> Exercise instructions
Report every line of the listing below in which the string "Data" occurs.

> Listed entries
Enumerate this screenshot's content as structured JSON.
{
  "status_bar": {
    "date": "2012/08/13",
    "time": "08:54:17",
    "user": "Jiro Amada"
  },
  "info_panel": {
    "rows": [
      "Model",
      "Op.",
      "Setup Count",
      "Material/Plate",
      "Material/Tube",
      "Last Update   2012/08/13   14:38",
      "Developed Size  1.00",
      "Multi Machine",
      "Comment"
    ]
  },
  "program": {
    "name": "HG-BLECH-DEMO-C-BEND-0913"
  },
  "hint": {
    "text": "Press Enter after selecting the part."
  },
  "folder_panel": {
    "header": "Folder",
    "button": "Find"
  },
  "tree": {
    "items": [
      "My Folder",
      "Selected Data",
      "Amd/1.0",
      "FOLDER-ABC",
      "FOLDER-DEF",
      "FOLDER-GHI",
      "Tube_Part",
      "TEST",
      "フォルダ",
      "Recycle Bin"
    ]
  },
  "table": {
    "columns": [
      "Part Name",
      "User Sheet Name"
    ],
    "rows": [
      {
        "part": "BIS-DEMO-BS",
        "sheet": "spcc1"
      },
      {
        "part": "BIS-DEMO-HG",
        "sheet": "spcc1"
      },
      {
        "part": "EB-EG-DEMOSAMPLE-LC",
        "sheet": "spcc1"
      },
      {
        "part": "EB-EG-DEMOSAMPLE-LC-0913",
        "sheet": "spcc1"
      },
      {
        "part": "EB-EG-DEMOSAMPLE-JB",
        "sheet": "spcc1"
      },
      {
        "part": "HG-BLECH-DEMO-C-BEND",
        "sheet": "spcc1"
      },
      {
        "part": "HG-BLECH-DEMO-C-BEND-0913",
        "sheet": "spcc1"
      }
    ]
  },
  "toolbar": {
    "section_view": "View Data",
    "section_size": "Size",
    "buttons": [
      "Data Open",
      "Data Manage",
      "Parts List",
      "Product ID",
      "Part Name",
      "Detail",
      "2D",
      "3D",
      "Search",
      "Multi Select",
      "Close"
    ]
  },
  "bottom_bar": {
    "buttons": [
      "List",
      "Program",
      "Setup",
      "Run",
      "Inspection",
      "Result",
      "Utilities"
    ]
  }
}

> Task output
      "Selected Data",
    "section_view": "View Data",
      "Data Open",
      "Data Manage",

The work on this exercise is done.